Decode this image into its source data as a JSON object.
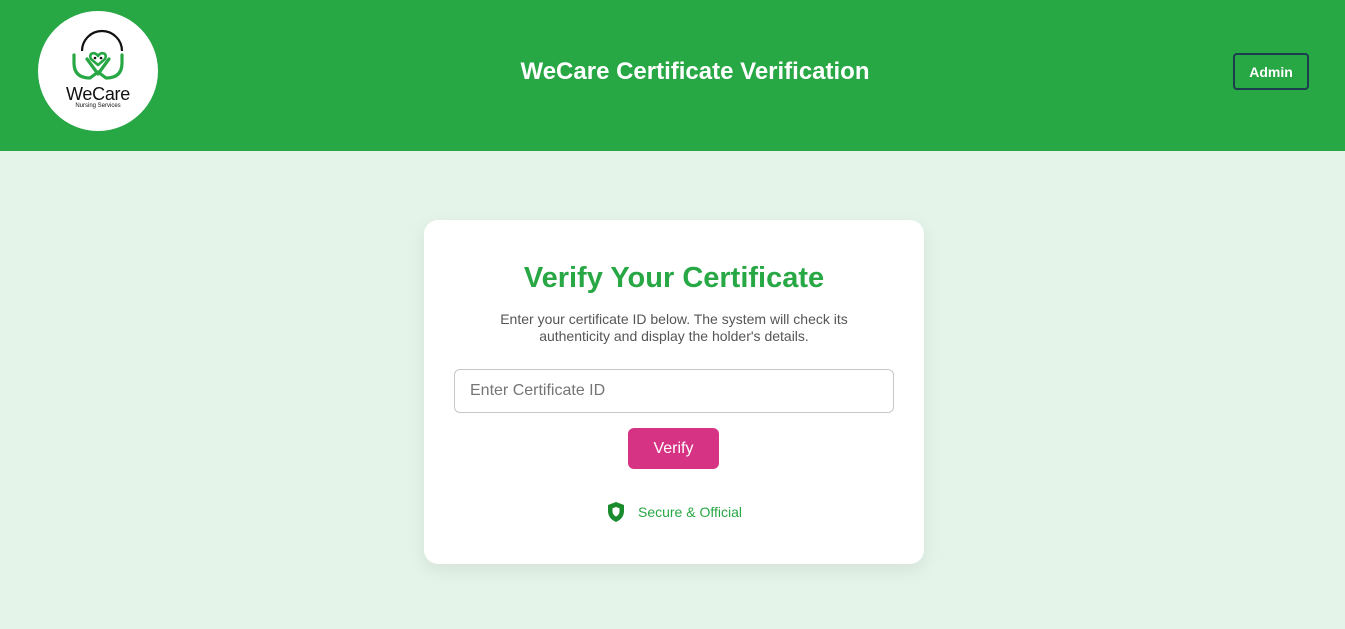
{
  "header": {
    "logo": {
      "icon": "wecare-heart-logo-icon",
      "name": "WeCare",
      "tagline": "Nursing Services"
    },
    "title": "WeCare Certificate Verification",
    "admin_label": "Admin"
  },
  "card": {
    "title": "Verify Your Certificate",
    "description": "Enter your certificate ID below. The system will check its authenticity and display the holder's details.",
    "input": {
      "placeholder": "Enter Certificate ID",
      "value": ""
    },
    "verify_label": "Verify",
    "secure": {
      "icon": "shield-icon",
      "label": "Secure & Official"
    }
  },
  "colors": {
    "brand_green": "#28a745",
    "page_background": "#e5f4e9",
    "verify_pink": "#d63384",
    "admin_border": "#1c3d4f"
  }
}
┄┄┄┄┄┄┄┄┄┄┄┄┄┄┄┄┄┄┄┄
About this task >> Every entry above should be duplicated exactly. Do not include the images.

Exercise solution >>
Decode this image into its source data as a JSON object.
{
  "header": {
    "logo": {
      "icon": "wecare-heart-logo-icon",
      "name": "WeCare",
      "tagline": "Nursing Services"
    },
    "title": "WeCare Certificate Verification",
    "admin_label": "Admin"
  },
  "card": {
    "title": "Verify Your Certificate",
    "description": "Enter your certificate ID below. The system will check its authenticity and display the holder's details.",
    "input": {
      "placeholder": "Enter Certificate ID",
      "value": ""
    },
    "verify_label": "Verify",
    "secure": {
      "icon": "shield-icon",
      "label": "Secure & Official"
    }
  },
  "colors": {
    "brand_green": "#28a745",
    "page_background": "#e5f4e9",
    "verify_pink": "#d63384",
    "admin_border": "#1c3d4f"
  }
}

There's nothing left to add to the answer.